> WORK REQUIRED:
Restating the data word for word is all that is required.

Data entries:
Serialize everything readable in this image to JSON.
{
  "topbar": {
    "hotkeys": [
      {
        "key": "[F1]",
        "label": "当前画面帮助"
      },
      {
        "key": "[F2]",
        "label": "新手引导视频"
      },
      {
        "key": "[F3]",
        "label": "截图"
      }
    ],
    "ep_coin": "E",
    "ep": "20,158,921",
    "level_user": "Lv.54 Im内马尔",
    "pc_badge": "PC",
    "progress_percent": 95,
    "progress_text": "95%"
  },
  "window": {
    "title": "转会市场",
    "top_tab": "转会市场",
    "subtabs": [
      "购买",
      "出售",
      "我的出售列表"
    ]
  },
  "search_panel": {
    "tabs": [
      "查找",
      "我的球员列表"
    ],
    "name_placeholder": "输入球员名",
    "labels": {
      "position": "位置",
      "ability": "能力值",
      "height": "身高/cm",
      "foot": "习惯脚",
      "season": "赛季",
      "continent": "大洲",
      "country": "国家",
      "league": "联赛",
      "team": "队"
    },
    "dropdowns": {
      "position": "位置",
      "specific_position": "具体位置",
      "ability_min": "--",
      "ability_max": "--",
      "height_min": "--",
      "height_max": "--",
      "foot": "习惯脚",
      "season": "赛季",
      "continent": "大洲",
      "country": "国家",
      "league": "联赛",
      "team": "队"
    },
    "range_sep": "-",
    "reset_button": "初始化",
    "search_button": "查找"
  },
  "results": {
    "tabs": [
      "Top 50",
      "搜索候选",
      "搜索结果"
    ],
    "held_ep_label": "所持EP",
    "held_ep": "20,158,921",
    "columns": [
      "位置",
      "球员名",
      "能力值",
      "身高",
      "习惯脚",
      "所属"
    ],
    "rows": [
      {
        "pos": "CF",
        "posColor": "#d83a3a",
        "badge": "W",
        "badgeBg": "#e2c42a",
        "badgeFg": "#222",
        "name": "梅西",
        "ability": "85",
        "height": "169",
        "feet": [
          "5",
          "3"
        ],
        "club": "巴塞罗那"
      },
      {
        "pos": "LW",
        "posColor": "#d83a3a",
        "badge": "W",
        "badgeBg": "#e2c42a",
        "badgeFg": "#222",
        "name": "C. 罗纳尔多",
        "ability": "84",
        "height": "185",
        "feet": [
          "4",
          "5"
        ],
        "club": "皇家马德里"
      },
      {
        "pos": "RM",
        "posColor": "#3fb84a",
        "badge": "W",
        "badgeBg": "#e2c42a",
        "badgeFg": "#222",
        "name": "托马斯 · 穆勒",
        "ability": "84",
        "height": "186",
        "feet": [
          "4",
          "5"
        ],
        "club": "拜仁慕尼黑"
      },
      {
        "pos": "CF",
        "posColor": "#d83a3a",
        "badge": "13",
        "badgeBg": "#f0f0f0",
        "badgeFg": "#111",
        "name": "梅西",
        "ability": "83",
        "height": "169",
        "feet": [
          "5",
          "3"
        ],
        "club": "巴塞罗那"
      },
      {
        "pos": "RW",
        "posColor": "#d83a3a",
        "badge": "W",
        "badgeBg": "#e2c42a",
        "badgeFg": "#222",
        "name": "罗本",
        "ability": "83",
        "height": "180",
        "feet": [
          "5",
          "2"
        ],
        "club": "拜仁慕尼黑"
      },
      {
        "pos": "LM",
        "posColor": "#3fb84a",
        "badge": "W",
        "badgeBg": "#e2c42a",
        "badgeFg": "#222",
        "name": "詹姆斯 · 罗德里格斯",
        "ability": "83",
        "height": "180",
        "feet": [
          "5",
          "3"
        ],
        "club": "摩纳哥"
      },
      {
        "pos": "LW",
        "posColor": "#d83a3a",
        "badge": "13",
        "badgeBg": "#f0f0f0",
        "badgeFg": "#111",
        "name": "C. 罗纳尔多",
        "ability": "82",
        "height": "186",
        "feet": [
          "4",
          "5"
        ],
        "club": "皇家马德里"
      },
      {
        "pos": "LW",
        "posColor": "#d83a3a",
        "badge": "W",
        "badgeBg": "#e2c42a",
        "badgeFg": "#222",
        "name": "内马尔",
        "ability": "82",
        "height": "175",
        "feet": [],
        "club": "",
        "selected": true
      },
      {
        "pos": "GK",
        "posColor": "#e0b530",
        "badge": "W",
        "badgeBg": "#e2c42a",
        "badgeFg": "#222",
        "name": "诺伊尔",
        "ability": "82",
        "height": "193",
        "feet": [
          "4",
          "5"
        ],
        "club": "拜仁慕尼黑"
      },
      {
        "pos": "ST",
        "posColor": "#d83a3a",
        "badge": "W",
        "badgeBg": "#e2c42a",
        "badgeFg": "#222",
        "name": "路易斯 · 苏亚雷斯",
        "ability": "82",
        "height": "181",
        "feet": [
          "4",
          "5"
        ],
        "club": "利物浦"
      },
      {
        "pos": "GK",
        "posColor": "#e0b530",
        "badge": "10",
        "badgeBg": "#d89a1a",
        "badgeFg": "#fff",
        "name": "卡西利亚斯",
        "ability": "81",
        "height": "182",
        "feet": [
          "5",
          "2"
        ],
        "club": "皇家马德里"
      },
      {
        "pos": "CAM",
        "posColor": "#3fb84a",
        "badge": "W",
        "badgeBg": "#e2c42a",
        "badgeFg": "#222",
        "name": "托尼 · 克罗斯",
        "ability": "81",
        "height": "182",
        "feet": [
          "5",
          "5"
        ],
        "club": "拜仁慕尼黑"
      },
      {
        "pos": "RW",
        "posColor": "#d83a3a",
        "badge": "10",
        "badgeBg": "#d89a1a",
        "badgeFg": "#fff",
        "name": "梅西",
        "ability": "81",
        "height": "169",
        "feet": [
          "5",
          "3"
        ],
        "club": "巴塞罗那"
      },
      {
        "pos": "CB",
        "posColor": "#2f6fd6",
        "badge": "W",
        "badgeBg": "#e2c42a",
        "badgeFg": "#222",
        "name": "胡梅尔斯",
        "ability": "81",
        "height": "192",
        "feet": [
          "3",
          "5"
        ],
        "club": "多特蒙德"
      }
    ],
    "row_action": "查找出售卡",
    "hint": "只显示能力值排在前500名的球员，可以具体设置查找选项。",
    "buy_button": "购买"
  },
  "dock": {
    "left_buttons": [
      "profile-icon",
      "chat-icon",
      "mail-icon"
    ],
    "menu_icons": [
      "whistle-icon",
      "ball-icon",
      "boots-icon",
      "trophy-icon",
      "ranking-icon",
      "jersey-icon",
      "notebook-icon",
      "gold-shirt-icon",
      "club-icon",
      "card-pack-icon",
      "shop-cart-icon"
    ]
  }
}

> ANSWER BOX:
Serialize everything readable in this image to JSON.
{
  "topbar": {
    "hotkeys": [
      {
        "key": "[F1]",
        "label": "当前画面帮助"
      },
      {
        "key": "[F2]",
        "label": "新手引导视频"
      },
      {
        "key": "[F3]",
        "label": "截图"
      }
    ],
    "ep_coin": "E",
    "ep": "20,158,921",
    "level_user": "Lv.54 Im内马尔",
    "pc_badge": "PC",
    "progress_percent": 95,
    "progress_text": "95%"
  },
  "window": {
    "title": "转会市场",
    "top_tab": "转会市场",
    "subtabs": [
      "购买",
      "出售",
      "我的出售列表"
    ]
  },
  "search_panel": {
    "tabs": [
      "查找",
      "我的球员列表"
    ],
    "name_placeholder": "输入球员名",
    "labels": {
      "position": "位置",
      "ability": "能力值",
      "height": "身高/cm",
      "foot": "习惯脚",
      "season": "赛季",
      "continent": "大洲",
      "country": "国家",
      "league": "联赛",
      "team": "队"
    },
    "dropdowns": {
      "position": "位置",
      "specific_position": "具体位置",
      "ability_min": "--",
      "ability_max": "--",
      "height_min": "--",
      "height_max": "--",
      "foot": "习惯脚",
      "season": "赛季",
      "continent": "大洲",
      "country": "国家",
      "league": "联赛",
      "team": "队"
    },
    "range_sep": "-",
    "reset_button": "初始化",
    "search_button": "查找"
  },
  "results": {
    "tabs": [
      "Top 50",
      "搜索候选",
      "搜索结果"
    ],
    "held_ep_label": "所持EP",
    "held_ep": "20,158,921",
    "columns": [
      "位置",
      "球员名",
      "能力值",
      "身高",
      "习惯脚",
      "所属"
    ],
    "rows": [
      {
        "pos": "CF",
        "posColor": "#d83a3a",
        "badge": "W",
        "badgeBg": "#e2c42a",
        "badgeFg": "#222",
        "name": "梅西",
        "ability": "85",
        "height": "169",
        "feet": [
          "5",
          "3"
        ],
        "club": "巴塞罗那"
      },
      {
        "pos": "LW",
        "posColor": "#d83a3a",
        "badge": "W",
        "badgeBg": "#e2c42a",
        "badgeFg": "#222",
        "name": "C. 罗纳尔多",
        "ability": "84",
        "height": "185",
        "feet": [
          "4",
          "5"
        ],
        "club": "皇家马德里"
      },
      {
        "pos": "RM",
        "posColor": "#3fb84a",
        "badge": "W",
        "badgeBg": "#e2c42a",
        "badgeFg": "#222",
        "name": "托马斯 · 穆勒",
        "ability": "84",
        "height": "186",
        "feet": [
          "4",
          "5"
        ],
        "club": "拜仁慕尼黑"
      },
      {
        "pos": "CF",
        "posColor": "#d83a3a",
        "badge": "13",
        "badgeBg": "#f0f0f0",
        "badgeFg": "#111",
        "name": "梅西",
        "ability": "83",
        "height": "169",
        "feet": [
          "5",
          "3"
        ],
        "club": "巴塞罗那"
      },
      {
        "pos": "RW",
        "posColor": "#d83a3a",
        "badge": "W",
        "badgeBg": "#e2c42a",
        "badgeFg": "#222",
        "name": "罗本",
        "ability": "83",
        "height": "180",
        "feet": [
          "5",
          "2"
        ],
        "club": "拜仁慕尼黑"
      },
      {
        "pos": "LM",
        "posColor": "#3fb84a",
        "badge": "W",
        "badgeBg": "#e2c42a",
        "badgeFg": "#222",
        "name": "詹姆斯 · 罗德里格斯",
        "ability": "83",
        "height": "180",
        "feet": [
          "5",
          "3"
        ],
        "club": "摩纳哥"
      },
      {
        "pos": "LW",
        "posColor": "#d83a3a",
        "badge": "13",
        "badgeBg": "#f0f0f0",
        "badgeFg": "#111",
        "name": "C. 罗纳尔多",
        "ability": "82",
        "height": "186",
        "feet": [
          "4",
          "5"
        ],
        "club": "皇家马德里"
      },
      {
        "pos": "LW",
        "posColor": "#d83a3a",
        "badge": "W",
        "badgeBg": "#e2c42a",
        "badgeFg": "#222",
        "name": "内马尔",
        "ability": "82",
        "height": "175",
        "feet": [],
        "club": "",
        "selected": true
      },
      {
        "pos": "GK",
        "posColor": "#e0b530",
        "badge": "W",
        "badgeBg": "#e2c42a",
        "badgeFg": "#222",
        "name": "诺伊尔",
        "ability": "82",
        "height": "193",
        "feet": [
          "4",
          "5"
        ],
        "club": "拜仁慕尼黑"
      },
      {
        "pos": "ST",
        "posColor": "#d83a3a",
        "badge": "W",
        "badgeBg": "#e2c42a",
        "badgeFg": "#222",
        "name": "路易斯 · 苏亚雷斯",
        "ability": "82",
        "height": "181",
        "feet": [
          "4",
          "5"
        ],
        "club": "利物浦"
      },
      {
        "pos": "GK",
        "posColor": "#e0b530",
        "badge": "10",
        "badgeBg": "#d89a1a",
        "badgeFg": "#fff",
        "name": "卡西利亚斯",
        "ability": "81",
        "height": "182",
        "feet": [
          "5",
          "2"
        ],
        "club": "皇家马德里"
      },
      {
        "pos": "CAM",
        "posColor": "#3fb84a",
        "badge": "W",
        "badgeBg": "#e2c42a",
        "badgeFg": "#222",
        "name": "托尼 · 克罗斯",
        "ability": "81",
        "height": "182",
        "feet": [
          "5",
          "5"
        ],
        "club": "拜仁慕尼黑"
      },
      {
        "pos": "RW",
        "posColor": "#d83a3a",
        "badge": "10",
        "badgeBg": "#d89a1a",
        "badgeFg": "#fff",
        "name": "梅西",
        "ability": "81",
        "height": "169",
        "feet": [
          "5",
          "3"
        ],
        "club": "巴塞罗那"
      },
      {
        "pos": "CB",
        "posColor": "#2f6fd6",
        "badge": "W",
        "badgeBg": "#e2c42a",
        "badgeFg": "#222",
        "name": "胡梅尔斯",
        "ability": "81",
        "height": "192",
        "feet": [
          "3",
          "5"
        ],
        "club": "多特蒙德"
      }
    ],
    "row_action": "查找出售卡",
    "hint": "只显示能力值排在前500名的球员，可以具体设置查找选项。",
    "buy_button": "购买"
  },
  "dock": {
    "left_buttons": [
      "profile-icon",
      "chat-icon",
      "mail-icon"
    ],
    "menu_icons": [
      "whistle-icon",
      "ball-icon",
      "boots-icon",
      "trophy-icon",
      "ranking-icon",
      "jersey-icon",
      "notebook-icon",
      "gold-shirt-icon",
      "club-icon",
      "card-pack-icon",
      "shop-cart-icon"
    ]
  }
}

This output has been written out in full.